Each entry should be given again exactly, with any image left out.

Stored items:
__________________________________________________
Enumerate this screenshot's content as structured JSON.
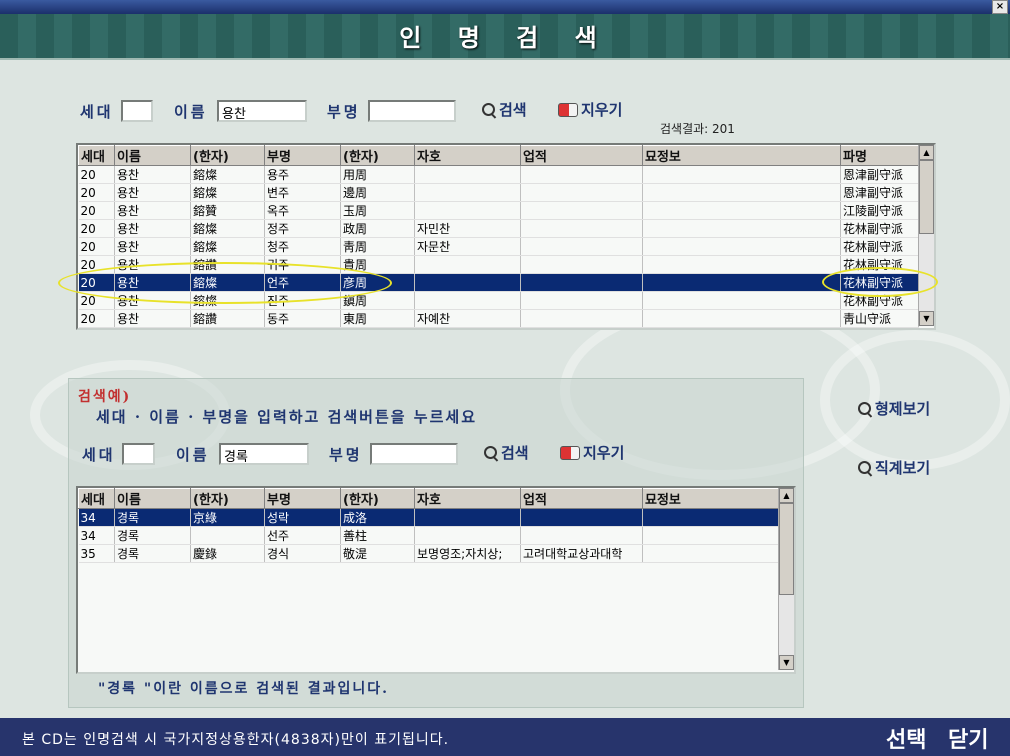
{
  "window": {
    "title": "인 명 검 색",
    "close": "×"
  },
  "search": {
    "gen_label": "세대",
    "name_label": "이름",
    "father_label": "부명",
    "gen_value": "",
    "name_value": "용찬",
    "father_value": "",
    "search_btn": "검색",
    "clear_btn": "지우기",
    "result_count": "검색결과:  201"
  },
  "results": {
    "columns": [
      "세대",
      "이름",
      "(한자)",
      "부명",
      "(한자)",
      "자호",
      "업적",
      "묘정보",
      "파명"
    ],
    "rows": [
      [
        "20",
        "용찬",
        "鎔燦",
        "용주",
        "用周",
        "",
        "",
        "",
        "恩津副守派"
      ],
      [
        "20",
        "용찬",
        "鎔燦",
        "변주",
        "邊周",
        "",
        "",
        "",
        "恩津副守派"
      ],
      [
        "20",
        "용찬",
        "鎔贊",
        "옥주",
        "玉周",
        "",
        "",
        "",
        "江陵副守派"
      ],
      [
        "20",
        "용찬",
        "鎔燦",
        "정주",
        "政周",
        "자민찬",
        "",
        "",
        "花林副守派"
      ],
      [
        "20",
        "용찬",
        "鎔燦",
        "청주",
        "靑周",
        "자문찬",
        "",
        "",
        "花林副守派"
      ],
      [
        "20",
        "용찬",
        "鎔讚",
        "귀주",
        "貴周",
        "",
        "",
        "",
        "花林副守派"
      ],
      [
        "20",
        "용찬",
        "鎔燦",
        "언주",
        "彦周",
        "",
        "",
        "",
        "花林副守派"
      ],
      [
        "20",
        "용찬",
        "鎔燦",
        "진주",
        "鎭周",
        "",
        "",
        "",
        "花林副守派"
      ],
      [
        "20",
        "용찬",
        "鎔讚",
        "동주",
        "東周",
        "자예찬",
        "",
        "",
        "靑山守派"
      ]
    ],
    "selected_index": 6
  },
  "example": {
    "title": "검색예)",
    "description": "세대 · 이름 · 부명을 입력하고 검색버튼을 누르세요",
    "gen_label": "세대",
    "name_label": "이름",
    "father_label": "부명",
    "gen_value": "",
    "name_value": "경록",
    "father_value": "",
    "search_btn": "검색",
    "clear_btn": "지우기",
    "columns": [
      "세대",
      "이름",
      "(한자)",
      "부명",
      "(한자)",
      "자호",
      "업적",
      "묘정보"
    ],
    "rows": [
      [
        "34",
        "경록",
        "京綠",
        "성락",
        "成洛",
        "",
        "",
        ""
      ],
      [
        "34",
        "경록",
        "",
        "선주",
        "善柱",
        "",
        "",
        ""
      ],
      [
        "35",
        "경록",
        "慶錄",
        "경식",
        "敬湜",
        "보명영조;자치상;",
        "고려대학교상과대학",
        ""
      ]
    ],
    "selected_index": 0,
    "message": "\"경록 \"이란 이름으로 검색된 결과입니다."
  },
  "side": {
    "sibling_view": "형제보기",
    "lineage_view": "직계보기"
  },
  "footer": {
    "notice": "본 CD는 인명검색 시 국가지정상용한자(4838자)만이 표기됩니다.",
    "select": "선택",
    "close": "닫기"
  }
}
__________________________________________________
■ **Your response**
Enumerate this screenshot's content as structured JSON.
{
  "window": {
    "title": "인 명 검 색",
    "close": "×"
  },
  "search": {
    "gen_label": "세대",
    "name_label": "이름",
    "father_label": "부명",
    "gen_value": "",
    "name_value": "용찬",
    "father_value": "",
    "search_btn": "검색",
    "clear_btn": "지우기",
    "result_count": "검색결과:  201"
  },
  "results": {
    "columns": [
      "세대",
      "이름",
      "(한자)",
      "부명",
      "(한자)",
      "자호",
      "업적",
      "묘정보",
      "파명"
    ],
    "rows": [
      [
        "20",
        "용찬",
        "鎔燦",
        "용주",
        "用周",
        "",
        "",
        "",
        "恩津副守派"
      ],
      [
        "20",
        "용찬",
        "鎔燦",
        "변주",
        "邊周",
        "",
        "",
        "",
        "恩津副守派"
      ],
      [
        "20",
        "용찬",
        "鎔贊",
        "옥주",
        "玉周",
        "",
        "",
        "",
        "江陵副守派"
      ],
      [
        "20",
        "용찬",
        "鎔燦",
        "정주",
        "政周",
        "자민찬",
        "",
        "",
        "花林副守派"
      ],
      [
        "20",
        "용찬",
        "鎔燦",
        "청주",
        "靑周",
        "자문찬",
        "",
        "",
        "花林副守派"
      ],
      [
        "20",
        "용찬",
        "鎔讚",
        "귀주",
        "貴周",
        "",
        "",
        "",
        "花林副守派"
      ],
      [
        "20",
        "용찬",
        "鎔燦",
        "언주",
        "彦周",
        "",
        "",
        "",
        "花林副守派"
      ],
      [
        "20",
        "용찬",
        "鎔燦",
        "진주",
        "鎭周",
        "",
        "",
        "",
        "花林副守派"
      ],
      [
        "20",
        "용찬",
        "鎔讚",
        "동주",
        "東周",
        "자예찬",
        "",
        "",
        "靑山守派"
      ]
    ],
    "selected_index": 6
  },
  "example": {
    "title": "검색예)",
    "description": "세대 · 이름 · 부명을 입력하고 검색버튼을 누르세요",
    "gen_label": "세대",
    "name_label": "이름",
    "father_label": "부명",
    "gen_value": "",
    "name_value": "경록",
    "father_value": "",
    "search_btn": "검색",
    "clear_btn": "지우기",
    "columns": [
      "세대",
      "이름",
      "(한자)",
      "부명",
      "(한자)",
      "자호",
      "업적",
      "묘정보"
    ],
    "rows": [
      [
        "34",
        "경록",
        "京綠",
        "성락",
        "成洛",
        "",
        "",
        ""
      ],
      [
        "34",
        "경록",
        "",
        "선주",
        "善柱",
        "",
        "",
        ""
      ],
      [
        "35",
        "경록",
        "慶錄",
        "경식",
        "敬湜",
        "보명영조;자치상;",
        "고려대학교상과대학",
        ""
      ]
    ],
    "selected_index": 0,
    "message": "\"경록 \"이란 이름으로 검색된 결과입니다."
  },
  "side": {
    "sibling_view": "형제보기",
    "lineage_view": "직계보기"
  },
  "footer": {
    "notice": "본 CD는 인명검색 시 국가지정상용한자(4838자)만이 표기됩니다.",
    "select": "선택",
    "close": "닫기"
  }
}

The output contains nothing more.